The Road To Net Zero Carbon

By Victoria Coleman, 
USGBC-Missouri Gateway Intern

From reaching its 2020 greenhouse gas (GHG) reduction goals two years early to the recently approved Solar Readiness and Building Energy Performance Standard ordinances, St. Louis is leading the Midwest in efforts to be carbon neutral 2050. 2050 has significance because the Intergovernmental Panel on Climate Change’s (IPCC) report states that global powers must work to reduce carbon emissions so that by 2050 the earth does not warm over 1.5 degrees Celsius — a disastrous level.

Net zero carbon, or carbon neutrality, means that the amount of carbon emissions humans produce — be it by idling in traffic or operating buildings — needs to be significantly reduced and offset to reduce the amount of carbon in the atmosphere. Recently, two major companies every St. Louisan is familiar with — Spire and Ameren — have announced commitments to carbon neutral operations by 2050. 
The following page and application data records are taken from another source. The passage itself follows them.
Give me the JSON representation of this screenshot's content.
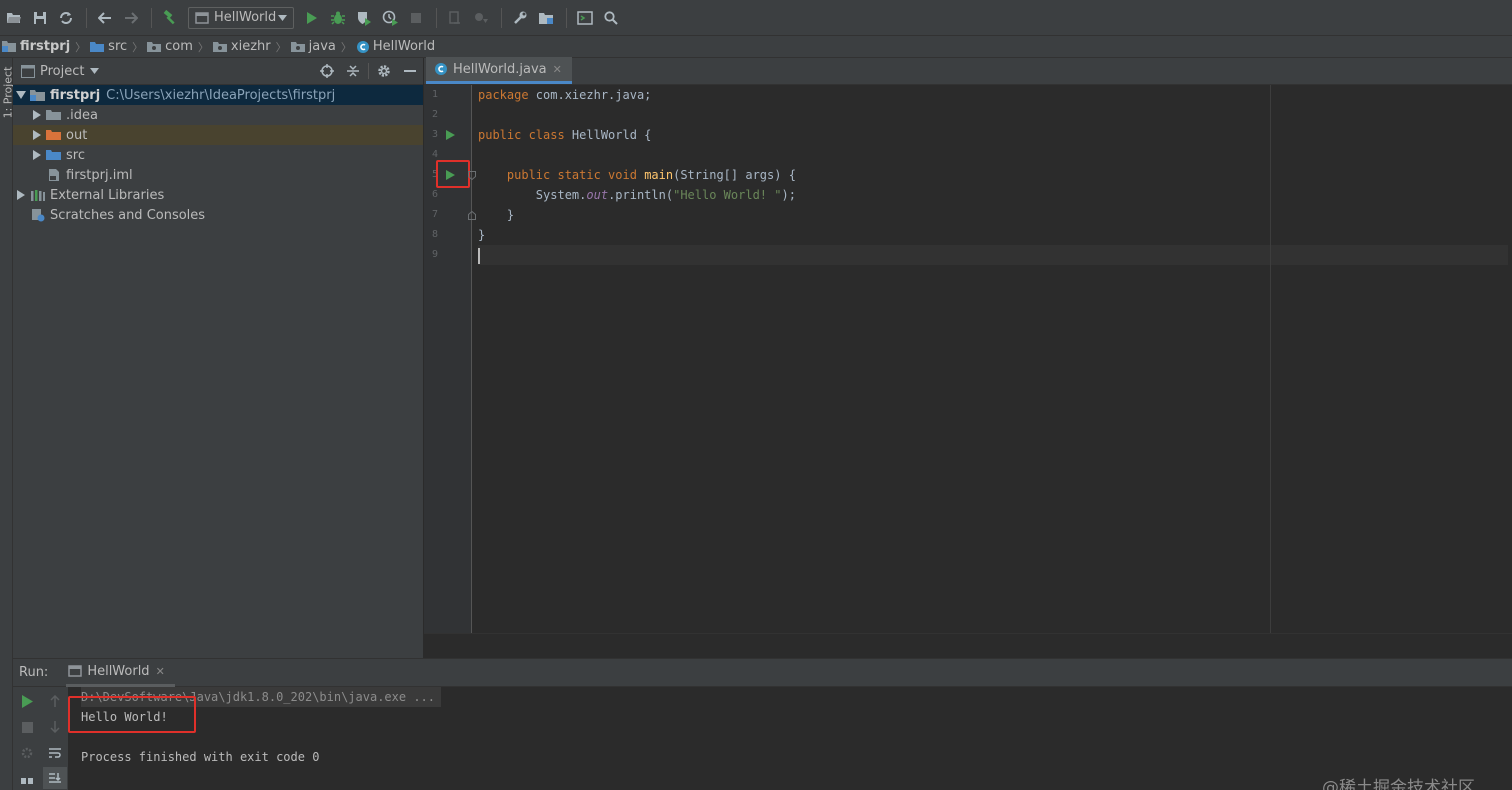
{
  "toolbar": {
    "run_config": "HellWorld",
    "icons": [
      "open-icon",
      "save-icon",
      "sync-icon",
      "back-icon",
      "forward-icon",
      "build-icon",
      "run-icon",
      "debug-icon",
      "coverage-icon",
      "profile-icon",
      "stop-icon",
      "vcs-icon",
      "vcs-update-icon",
      "settings-icon",
      "project-structure-icon",
      "terminal-icon",
      "search-icon"
    ]
  },
  "breadcrumb": [
    {
      "label": "firstprj",
      "icon": "project-icon"
    },
    {
      "label": "src",
      "icon": "folder-icon"
    },
    {
      "label": "com",
      "icon": "package-icon"
    },
    {
      "label": "xiezhr",
      "icon": "package-icon"
    },
    {
      "label": "java",
      "icon": "package-icon"
    },
    {
      "label": "HellWorld",
      "icon": "class-icon"
    }
  ],
  "left_strip": {
    "project_tab": "1: Project"
  },
  "project_panel": {
    "title": "Project",
    "tree": {
      "root_name": "firstprj",
      "root_path": "C:\\Users\\xiezhr\\IdeaProjects\\firstprj",
      "idea": ".idea",
      "out": "out",
      "src": "src",
      "iml": "firstprj.iml",
      "libs": "External Libraries",
      "scratches": "Scratches and Consoles"
    }
  },
  "editor": {
    "tab_label": "HellWorld.java",
    "line_numbers": [
      "1",
      "2",
      "3",
      "4",
      "5",
      "6",
      "7",
      "8",
      "9"
    ],
    "code": {
      "l1_kw": "package",
      "l1_rest": " com.xiezhr.java;",
      "l3_kw": "public class",
      "l3_rest": " HellWorld {",
      "l5_indent": "    ",
      "l5_kw": "public static void",
      "l5_fn": "main",
      "l5_rest": "(String[] args) {",
      "l6_a": "        System.",
      "l6_fld": "out",
      "l6_b": ".println(",
      "l6_str": "\"Hello World! \"",
      "l6_c": ");",
      "l7": "    }",
      "l8": "}"
    }
  },
  "run_panel": {
    "label": "Run:",
    "tab_label": "HellWorld",
    "console": {
      "cmd": "D:\\DevSoftware\\Java\\jdk1.8.0_202\\bin\\java.exe ...",
      "output": "Hello World!",
      "blank": "",
      "finished": "Process finished with exit code 0"
    }
  },
  "watermark": "@稀土掘金技术社区",
  "colors": {
    "accent": "#4a88c7",
    "highlight": "#e0302a",
    "run_green": "#499c54"
  }
}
Spire came with its announcement in summer 2020, making it one of the first natural gas utilities in the U.S. to do so. Its declaration came with their intent to fix leaks along its extensive pipeline network that spans multiple states. Spire aims to reduce its methane emissions by 53%, compared to emissions from 2005. 

Undoubtedly, acknowledging the problem — the climate crisis — and making a declaration to take action to solve that problem are the first steps in the right direction. Particularly for Spire, a natural gas company, this puts them one step closer to achieving carbon neutrality for a gas utility company — when “carbon emissions released from the use of the gas sold to customers is offset by sustainable carbon sequestration,” per Deloitte’s 2017 report. 

In September, Ameren Missouri announced their multi-phase plan to commit and transition to a goal of net zero carbon emissions by 2050. Ameren, backed by stakeholders from various fields, released its detailed “Committed to Clean” Integrated Resource Plan. Ameren’s plan outlines grid modernization and clean renewable energy — including wind and solar benchmarks for 2030 and 2040 — to ensure “continued reliability . . . at the least cost of any of the alternative pathways assessed” for consumers.

It is so important to have major gas and electric utilities realizing their environmental impact and taking steps to reduce that impact. These major players in St. Louis, along with the City of St. Louis, are paving the way for more companies, organizations, and cities to take environmental stewardship seriously. The World Green Building Council defines a net zero carbon building as one that “is highly energy efficient and fully powered from on-site and/or off-site renewable energy sources.” In the City of St. Louis, existing buildings account for almost 80% of GHG emissions. What if all new buildings are designed, built, and operated as net zero buildings? Can we challenge the region to make this happen by 2030? Or even by 2025? This is not too far into the future, but it is what we need to address the growing climate crisis. 

Challenge yourself to imagine possibilities of creating a scalable and methodical approach to solving the climate change crisis one step at a time with the upcoming “Achieve Net Zero Cost Effectively” workshop hosted by USGBC-MGC in December (exact date TBA). Learn more or register here or at www.usgbc-mogateway.org.